People with hepatitis B virus (HBV) who took
an aspirin a day – often recommended to help prevent cardiovascular disease –
had a lower risk of developing liver cancer, according to a study from Taiwan presented
at the 2017 AASLD Liver Meeting this week in Washington,
"For effectively preventing HBV‐related liver cancer,
the findings of this study may help hepatologists treat patients with chronic
HBV infection in the future, particularly for those who are not indicated for
antiviral therapy," said lead researcher Teng-Yu Lee of Taichung Veterans General Hospital.
years or decades, chronic hepatitis B or C, heavy alcohol use, fatty liver
disease and other causes of liver injury can lead to the development of
cirrhosis and hepatocellular carcinoma (HCC), a type of primary liver cancer.
- hepatocellular carcinoma (HCC)
Liver cancer.

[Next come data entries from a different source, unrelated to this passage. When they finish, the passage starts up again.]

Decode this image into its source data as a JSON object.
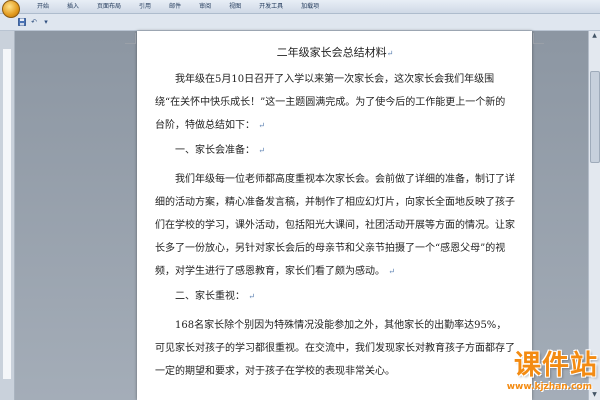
{
  "ribbon": {
    "tabs": [
      "开始",
      "插入",
      "页面布局",
      "引用",
      "邮件",
      "审阅",
      "视图",
      "开发工具",
      "加载项"
    ]
  },
  "quick_access": {
    "icons": [
      "save-icon",
      "undo-icon",
      "redo-icon"
    ]
  },
  "document": {
    "title": "二年级家长会总结材料",
    "intro": "我年级在5月10日召开了入学以来第一次家长会，这次家长会我们年级围绕“在关怀中快乐成长！”这一主题圆满完成。为了使今后的工作能更上一个新的台阶，特做总结如下：",
    "section1_heading": "一、家长会准备：",
    "section1_body": "我们年级每一位老师都高度重视本次家长会。会前做了详细的准备，制订了详细的活动方案，精心准备发言稿，并制作了相应幻灯片，向家长全面地反映了孩子们在学校的学习，课外活动，包括阳光大课间，社团活动开展等方面的情况。让家长多了一份放心，另针对家长会后的母亲节和父亲节拍摄了一个“感恩父母”的视频，对学生进行了感恩教育，家长们看了颇为感动。",
    "section2_heading": "二、家长重视：",
    "section2_body": "168名家长除个别因为特殊情况没能参加之外，其他家长的出勤率达95%，可见家长对孩子的学习都很重视。在交流中，我们发现家长对教育孩子方面都存了一定的期望和要求，对于孩子在学校的表现非常关心。"
  },
  "watermark": {
    "text": "课件站",
    "url": "www.kjzhan.com"
  }
}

A long-term complication of chronic inflammation of the liver or cirrhosis.
antiviral therapy using nucleoside/nucleotide
analogues such as tenofovir (Viread
or Vemlidy) or entecavir (Baraclude) has been shown to reduce –
although not completely eliminate – the risk of liver cancer, but many people
with chronic hepatitis B are not considered eligible for this treatment.
Lee's team sought to determine whether there is an
association between aspirin therapy and HBV-related liver cancer risk.
Often prescribed as a pain reliever, aspirin also has
anti-inflammatory properties and inhibits blood clotting. Taking a low-dose
aspirin each day is recommended
for the prevention of cardiovascular disease and colon cancer in older adults, but there is little research about its
effect on liver cancer.
This study looked at a nationwide cohort using medical
records from the Taiwan National Health Insurance Research Database between
1998 and 2012. The researchers screened 204,507 people with chronic hepatitis B,
excluding those with other types of viral hepatitis.
The analysis included 1553 people who had used
continuous daily aspirin therapy for at least three months, averaging nearly
four years. They were matched by age and sex with four people who did not regularly
take aspirin (totalling 6212 control subjects).
About three quarters were men and the average age was
54 years. About 5% had liver cirrhosis and under 10% were treated with
nucleoside/nucleotide analogues. Pre-existing cardiovascular disease and risk
factors such as diabetes and high blood pressure were more common in the
The incidence of liver cancer among people taking
daily aspirin was significantly lower than the rate in the non-aspirin group.
While about 3% of people in the aspirin group developed HCC over five years, this
rose to about 6% in the non-aspirin group.
Aspirin therapy was associated with a 37% reduction in
the risk of HCC in a multivariate analysis controlling for other factors (hazard
ratio [HR] 0.63). Other independent risk factors for liver cancer included male
sex (HR 2.65), older age (HR 1.03 per year), cirrhosis (HR 1.89) and diabetes
(HR 1.51), while use of statins and nucleoside/nucleotide analogues were associated
with a lower risk (HR 0.57 for each).
Based on these results, the researchers concluded, "Aspirin therapy
was significantly associated with a reduced risk of HCC in patients with
chronic hepatitis B."